[[ EXTRACTED RECORDS, beginning ]]
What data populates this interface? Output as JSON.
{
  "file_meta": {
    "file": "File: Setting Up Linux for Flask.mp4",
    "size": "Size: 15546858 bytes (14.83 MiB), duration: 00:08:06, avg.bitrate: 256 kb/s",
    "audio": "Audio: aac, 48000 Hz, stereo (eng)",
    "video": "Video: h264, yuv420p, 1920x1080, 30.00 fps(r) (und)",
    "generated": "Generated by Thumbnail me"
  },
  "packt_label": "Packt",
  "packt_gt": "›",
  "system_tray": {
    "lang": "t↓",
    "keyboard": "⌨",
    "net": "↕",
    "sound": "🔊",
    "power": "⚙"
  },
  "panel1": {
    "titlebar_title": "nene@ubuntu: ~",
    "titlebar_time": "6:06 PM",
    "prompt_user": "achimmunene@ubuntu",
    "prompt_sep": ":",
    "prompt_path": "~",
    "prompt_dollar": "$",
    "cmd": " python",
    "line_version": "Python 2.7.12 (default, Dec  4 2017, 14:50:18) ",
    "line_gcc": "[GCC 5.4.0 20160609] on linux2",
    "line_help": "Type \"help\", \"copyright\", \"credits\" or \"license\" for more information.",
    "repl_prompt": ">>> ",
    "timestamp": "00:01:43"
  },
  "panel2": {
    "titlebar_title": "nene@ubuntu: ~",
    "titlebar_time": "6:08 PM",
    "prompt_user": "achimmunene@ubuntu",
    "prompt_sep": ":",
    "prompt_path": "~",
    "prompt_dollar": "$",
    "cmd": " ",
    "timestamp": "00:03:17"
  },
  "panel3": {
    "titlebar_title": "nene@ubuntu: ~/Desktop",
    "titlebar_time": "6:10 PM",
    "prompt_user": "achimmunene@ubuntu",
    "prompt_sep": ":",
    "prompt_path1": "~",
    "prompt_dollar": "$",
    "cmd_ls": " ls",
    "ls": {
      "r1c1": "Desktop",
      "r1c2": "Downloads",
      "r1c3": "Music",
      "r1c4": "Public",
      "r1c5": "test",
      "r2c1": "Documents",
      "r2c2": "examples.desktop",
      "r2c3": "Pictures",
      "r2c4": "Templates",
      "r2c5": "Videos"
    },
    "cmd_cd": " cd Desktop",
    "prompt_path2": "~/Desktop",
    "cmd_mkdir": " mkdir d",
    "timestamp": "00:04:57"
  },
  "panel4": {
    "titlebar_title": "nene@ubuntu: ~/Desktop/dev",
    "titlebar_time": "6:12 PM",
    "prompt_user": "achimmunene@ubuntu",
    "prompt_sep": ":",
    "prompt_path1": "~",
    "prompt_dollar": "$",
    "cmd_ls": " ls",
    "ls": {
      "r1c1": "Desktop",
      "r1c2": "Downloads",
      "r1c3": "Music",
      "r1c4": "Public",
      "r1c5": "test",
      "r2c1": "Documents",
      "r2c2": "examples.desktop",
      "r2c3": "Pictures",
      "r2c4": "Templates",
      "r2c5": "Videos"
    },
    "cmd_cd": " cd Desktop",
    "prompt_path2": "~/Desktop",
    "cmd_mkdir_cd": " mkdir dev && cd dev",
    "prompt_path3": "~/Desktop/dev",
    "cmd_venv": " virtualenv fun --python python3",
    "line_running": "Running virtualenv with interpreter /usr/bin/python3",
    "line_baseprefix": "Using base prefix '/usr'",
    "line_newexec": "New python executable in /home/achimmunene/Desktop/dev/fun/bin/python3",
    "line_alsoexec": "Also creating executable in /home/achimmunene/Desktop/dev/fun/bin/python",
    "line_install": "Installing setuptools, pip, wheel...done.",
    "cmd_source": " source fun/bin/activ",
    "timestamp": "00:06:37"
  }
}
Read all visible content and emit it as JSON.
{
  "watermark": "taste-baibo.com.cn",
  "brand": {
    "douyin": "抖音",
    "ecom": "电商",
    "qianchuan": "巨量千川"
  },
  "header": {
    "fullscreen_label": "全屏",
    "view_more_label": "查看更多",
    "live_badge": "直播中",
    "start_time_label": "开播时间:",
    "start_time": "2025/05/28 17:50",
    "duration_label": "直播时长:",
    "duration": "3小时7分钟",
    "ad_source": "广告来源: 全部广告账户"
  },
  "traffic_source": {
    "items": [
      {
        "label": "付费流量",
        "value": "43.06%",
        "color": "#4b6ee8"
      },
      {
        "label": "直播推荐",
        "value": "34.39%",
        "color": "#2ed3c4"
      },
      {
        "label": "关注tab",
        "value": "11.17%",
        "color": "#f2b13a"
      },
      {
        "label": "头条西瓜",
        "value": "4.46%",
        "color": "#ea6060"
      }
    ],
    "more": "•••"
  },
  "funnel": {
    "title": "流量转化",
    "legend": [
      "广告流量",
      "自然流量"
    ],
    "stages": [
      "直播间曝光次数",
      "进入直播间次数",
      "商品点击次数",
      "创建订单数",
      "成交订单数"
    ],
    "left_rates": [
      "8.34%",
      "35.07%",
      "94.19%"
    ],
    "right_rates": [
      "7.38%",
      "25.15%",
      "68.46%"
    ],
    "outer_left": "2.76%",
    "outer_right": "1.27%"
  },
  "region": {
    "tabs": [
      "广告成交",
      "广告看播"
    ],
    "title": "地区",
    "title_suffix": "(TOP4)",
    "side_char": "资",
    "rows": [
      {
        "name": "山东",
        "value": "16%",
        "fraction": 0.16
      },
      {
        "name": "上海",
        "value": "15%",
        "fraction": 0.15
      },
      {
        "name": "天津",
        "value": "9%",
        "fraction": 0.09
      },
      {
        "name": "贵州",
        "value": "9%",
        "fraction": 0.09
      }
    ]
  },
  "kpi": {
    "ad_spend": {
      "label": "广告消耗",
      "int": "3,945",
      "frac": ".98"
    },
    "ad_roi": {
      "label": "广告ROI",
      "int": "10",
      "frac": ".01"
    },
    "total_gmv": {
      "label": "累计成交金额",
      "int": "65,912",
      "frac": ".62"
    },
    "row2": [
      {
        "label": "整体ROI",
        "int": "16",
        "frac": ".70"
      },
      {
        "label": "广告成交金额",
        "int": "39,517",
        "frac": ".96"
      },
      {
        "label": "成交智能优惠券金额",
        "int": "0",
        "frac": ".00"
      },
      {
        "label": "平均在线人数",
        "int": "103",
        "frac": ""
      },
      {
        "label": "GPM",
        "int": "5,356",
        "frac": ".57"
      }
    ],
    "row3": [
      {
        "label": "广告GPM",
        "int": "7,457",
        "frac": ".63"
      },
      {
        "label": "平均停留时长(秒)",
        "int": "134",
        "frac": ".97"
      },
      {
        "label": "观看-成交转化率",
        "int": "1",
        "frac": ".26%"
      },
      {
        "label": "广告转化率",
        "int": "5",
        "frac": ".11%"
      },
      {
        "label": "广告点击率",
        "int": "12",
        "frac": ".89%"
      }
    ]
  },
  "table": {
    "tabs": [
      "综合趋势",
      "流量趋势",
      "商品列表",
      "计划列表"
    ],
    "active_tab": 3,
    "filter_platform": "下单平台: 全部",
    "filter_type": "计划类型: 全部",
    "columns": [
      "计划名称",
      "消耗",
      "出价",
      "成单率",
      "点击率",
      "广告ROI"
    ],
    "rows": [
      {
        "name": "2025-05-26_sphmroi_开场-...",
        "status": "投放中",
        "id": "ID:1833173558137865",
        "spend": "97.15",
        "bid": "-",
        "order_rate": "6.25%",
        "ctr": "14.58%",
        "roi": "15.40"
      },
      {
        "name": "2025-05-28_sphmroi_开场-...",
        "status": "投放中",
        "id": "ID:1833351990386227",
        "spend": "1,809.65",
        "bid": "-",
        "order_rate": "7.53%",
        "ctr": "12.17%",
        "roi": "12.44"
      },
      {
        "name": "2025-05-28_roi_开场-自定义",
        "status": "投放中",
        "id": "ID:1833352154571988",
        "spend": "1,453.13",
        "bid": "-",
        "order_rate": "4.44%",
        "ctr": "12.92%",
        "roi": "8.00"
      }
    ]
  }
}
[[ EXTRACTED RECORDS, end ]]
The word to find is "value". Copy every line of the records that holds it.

→ WRITTEN SOLUTION
        "value": "43.06%",
        "value": "34.39%",
        "value": "11.17%",
        "value": "4.46%",
        "value": "16%",
        "value": "15%",
        "value": "9%",
        "value": "9%",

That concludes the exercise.